I lost my mom to cancer 17 years ago this year, but I feel like I’ve never been able to properly greave. I was 22 at the time and she was sick for 8 years before that, so many memories of her are of when she was sick. My family was never known to share feelings, even before my mom passed. Months after her passing, my dad told me to “suck it up.” After many years of struggling with this thought, I understand my Dad’s comment wasn’t because he didn’t care about her or me, but he was doing that best he could during that time (I understand this now with the help of Brene Brown).
After listening to your podcasts all summer and eventually joining SCS in December, I continue to struggle to wrap my head around my move from suffering to sadness, to something more neutral. I would like to get to a place where I can talk about my mom with family, honoring her memory and not end up in a puddle of tears. I both understand and appreciate the concept that nothing has meaning until we assign the meaning, and it’s not the act of my mom’s death that causes suffering. Somewhere I have thoughts, assigning meaning to her death, which in turn causes my pain/suffering. Identifying each of these thoughts, proves challenging.

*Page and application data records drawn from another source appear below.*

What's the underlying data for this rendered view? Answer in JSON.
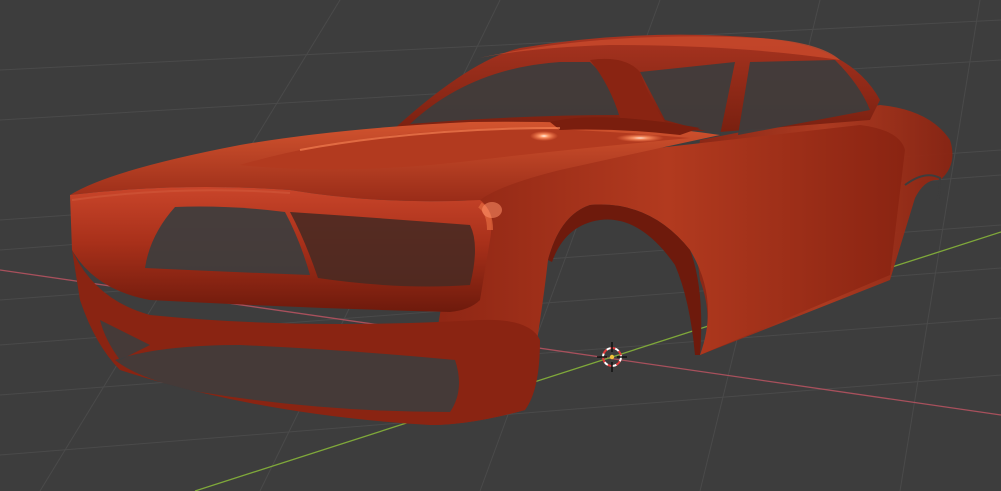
{
  "viewport": {
    "background": "#3d3d3d",
    "grid_color": "#4a4a4a",
    "x_axis_color": "#a8505c",
    "y_axis_color": "#7fa83a",
    "grid": true
  },
  "object": {
    "name": "car-body-shell",
    "shading": "solid-glossy",
    "color": "#b8341a",
    "highlight_color": "#ff7a4a",
    "shadow_color": "#5a1408"
  },
  "cursor": {
    "icon": "3d-cursor-icon",
    "ring_colors": [
      "#e23b3b",
      "#ffffff"
    ]
  }
}
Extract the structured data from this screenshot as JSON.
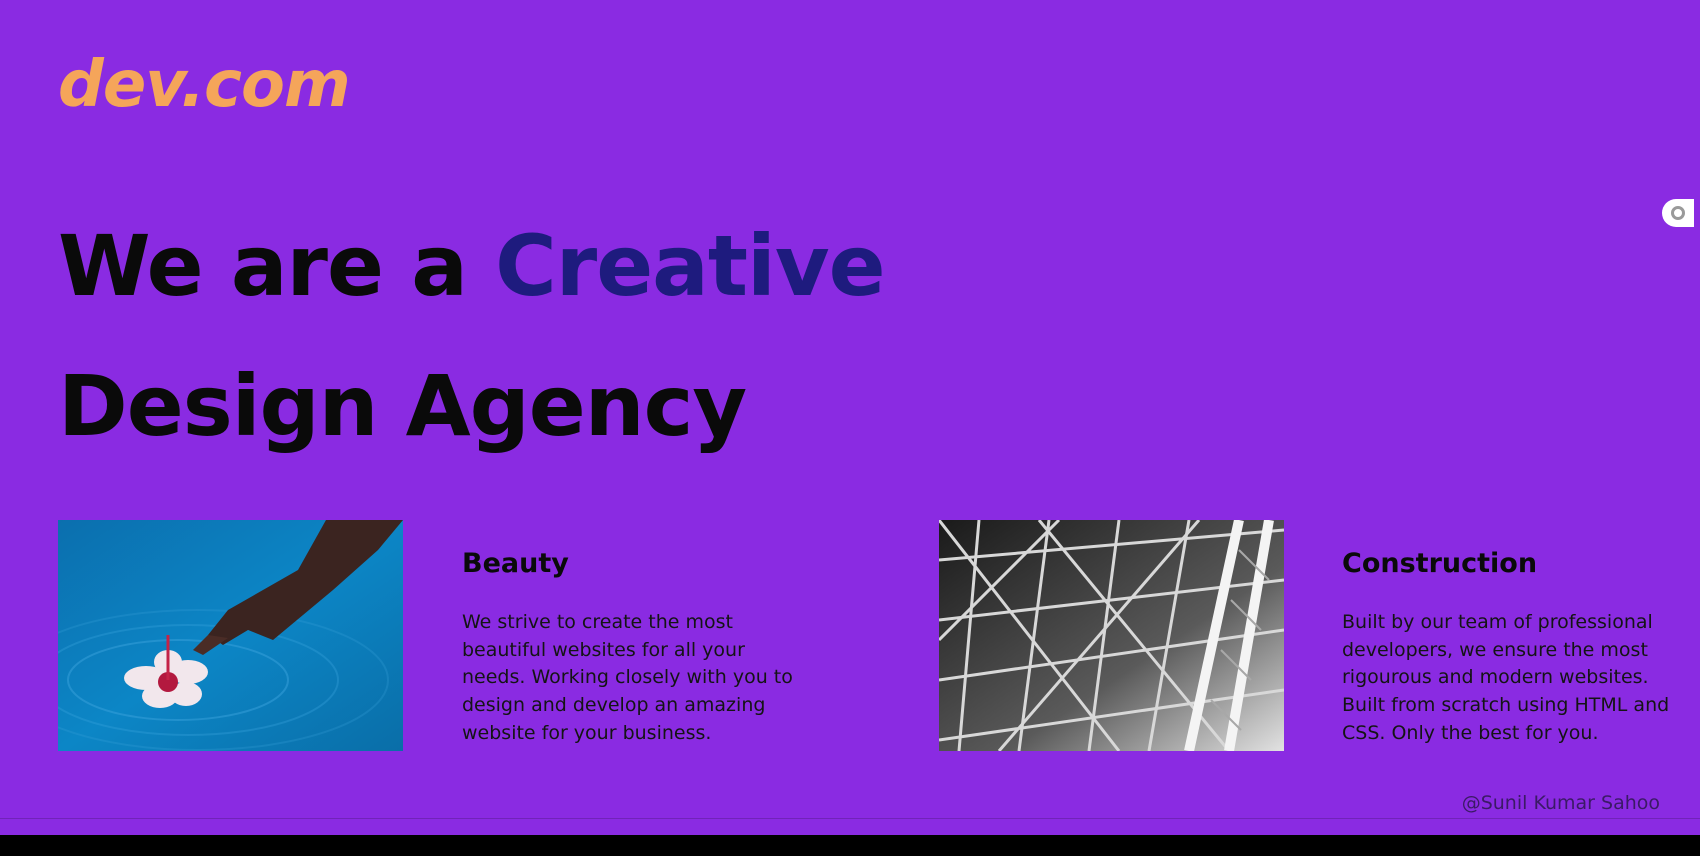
{
  "brand": {
    "logo": "dev.com",
    "logo_color": "#f5a55a"
  },
  "hero": {
    "line1_prefix": "We are a ",
    "line1_accent": "Creative",
    "line2": "Design Agency",
    "accent_color": "#1e1b7e"
  },
  "cards": [
    {
      "title": "Beauty",
      "text": "We strive to create the most beautiful websites for all your needs. Working closely with you to design and develop an amazing website for your business.",
      "image": "hand-and-flower-in-water"
    },
    {
      "title": "Construction",
      "text": "Built by our team of professional developers, we ensure the most rigourous and modern websites. Built from scratch using HTML and CSS. Only the best for you.",
      "image": "steel-structure-black-and-white"
    }
  ],
  "footer": {
    "credit": "@Sunil Kumar Sahoo"
  },
  "colors": {
    "background": "#8a2be2",
    "text": "#0a0a0a"
  }
}
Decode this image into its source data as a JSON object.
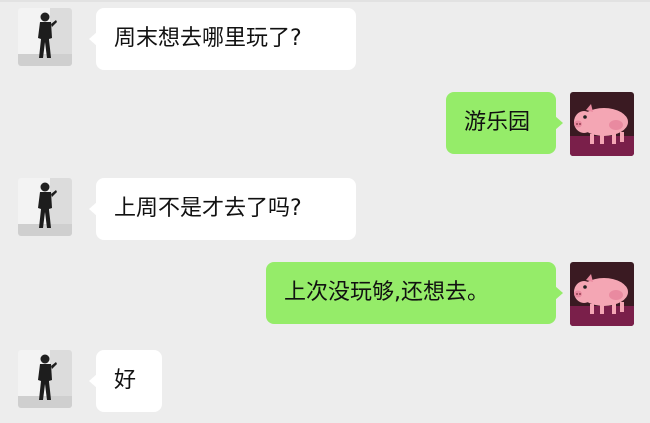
{
  "colors": {
    "background": "#ededed",
    "incoming_bubble": "#ffffff",
    "outgoing_bubble": "#95ec69"
  },
  "messages": [
    {
      "side": "incoming",
      "avatar": "person-avatar",
      "text": "周末想去哪里玩了?"
    },
    {
      "side": "outgoing",
      "avatar": "pig-avatar",
      "text": "游乐园"
    },
    {
      "side": "incoming",
      "avatar": "person-avatar",
      "text": "上周不是才去了吗?"
    },
    {
      "side": "outgoing",
      "avatar": "pig-avatar",
      "text": "上次没玩够,还想去。"
    },
    {
      "side": "incoming",
      "avatar": "person-avatar",
      "text": "好"
    }
  ]
}
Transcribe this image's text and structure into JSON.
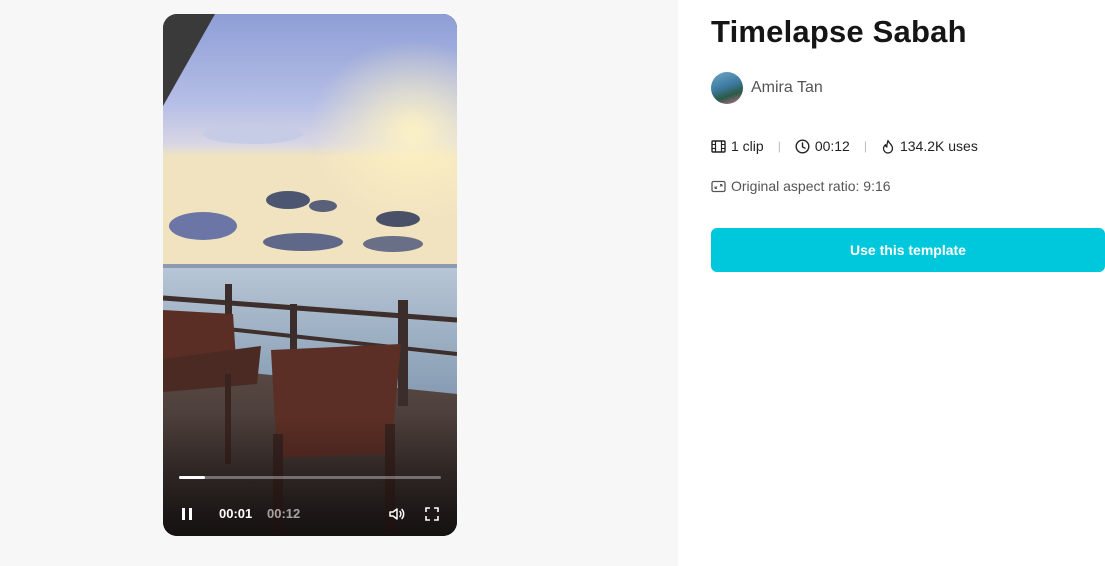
{
  "template": {
    "title": "Timelapse Sabah",
    "author": "Amira Tan",
    "clips": "1 clip",
    "duration": "00:12",
    "uses": "134.2K uses",
    "aspect_ratio": "Original aspect ratio: 9:16",
    "cta_label": "Use this template"
  },
  "player": {
    "current_time": "00:01",
    "total_time": "00:12",
    "progress_fraction": 0.1,
    "state": "playing"
  },
  "colors": {
    "accent": "#00c8dc",
    "left_background": "#f7f7f7"
  },
  "icons": {
    "clip": "film-icon",
    "duration": "clock-icon",
    "uses": "flame-icon",
    "aspect": "aspect-ratio-icon",
    "pause": "pause-icon",
    "volume": "volume-icon",
    "fullscreen": "fullscreen-icon"
  }
}
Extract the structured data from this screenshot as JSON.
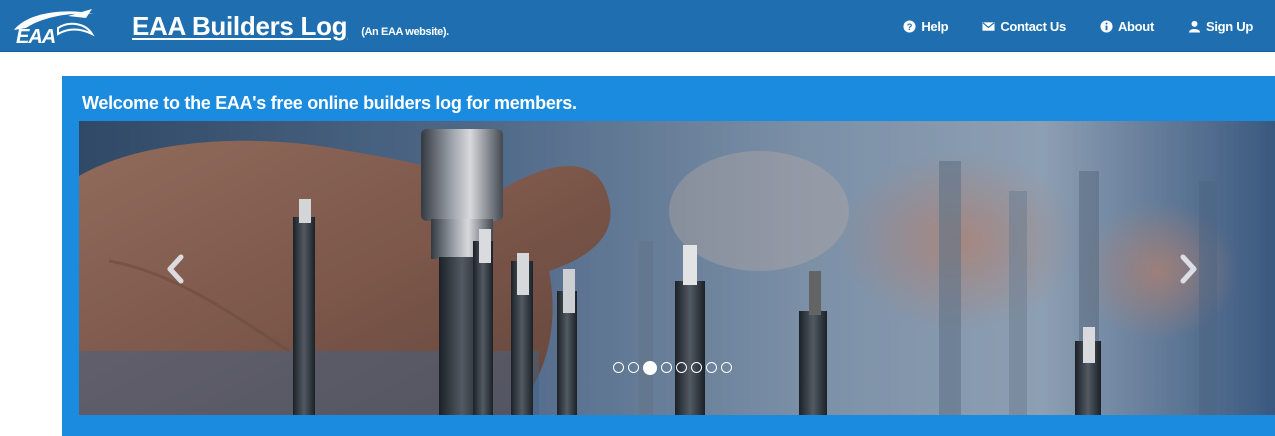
{
  "header": {
    "logo_text": "EAA",
    "title": "EAA Builders Log",
    "subtitle": "(An EAA website).",
    "nav": [
      {
        "label": "Help",
        "icon": "question-circle-icon"
      },
      {
        "label": "Contact Us",
        "icon": "envelope-icon"
      },
      {
        "label": "About",
        "icon": "info-circle-icon"
      },
      {
        "label": "Sign Up",
        "icon": "user-icon"
      }
    ]
  },
  "welcome": {
    "heading": "Welcome to the EAA's free online builders log for members."
  },
  "carousel": {
    "slide_count": 8,
    "active_index": 2,
    "prev_icon": "chevron-left-icon",
    "next_icon": "chevron-right-icon"
  },
  "colors": {
    "navbar": "#1f6fb0",
    "panel": "#1b8be0",
    "text": "#ffffff"
  }
}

I’ve been working through her death itself:
C: My mom died young (47)
T: It’s not fair
F: Devastation
A: Buffering (Food, work)
R: Avoiding feelings

T: It was her time
F: Acceptance
A: Being with my emotions (journaling)
R: Acknowledging my emotions

However, I feel I’ve lost direction as I am unsure how to identify (each thought) and unravel them to create a more neutral, or less painful experience when I think about her now. I understand this will be a lot of thought work and I know I must rise to the challenge. I feel like my feelings surrounding her passing are like a huge ball of rubber bands. Each rubber band a different color; similar elastic qualities though entangled; with a slightly different struggle to remove each from the ball.

Today is her birthday and in honor of her memory, I have committed to working harder on my mental health.

p.s. In re-reading what I’ve just written, I believe I am assigning meaning of my mom’s passing to my family members and how they might be feeling (I am a very empathetic person). This now seems so unnecessary as I am responsible for my own thoughts and feelings and no one else. I need to stop it! 🙂 *Ode to the value of self-coaching.

Of course, I feel your insight on this would still be quite useful.

Thank-you Brooke!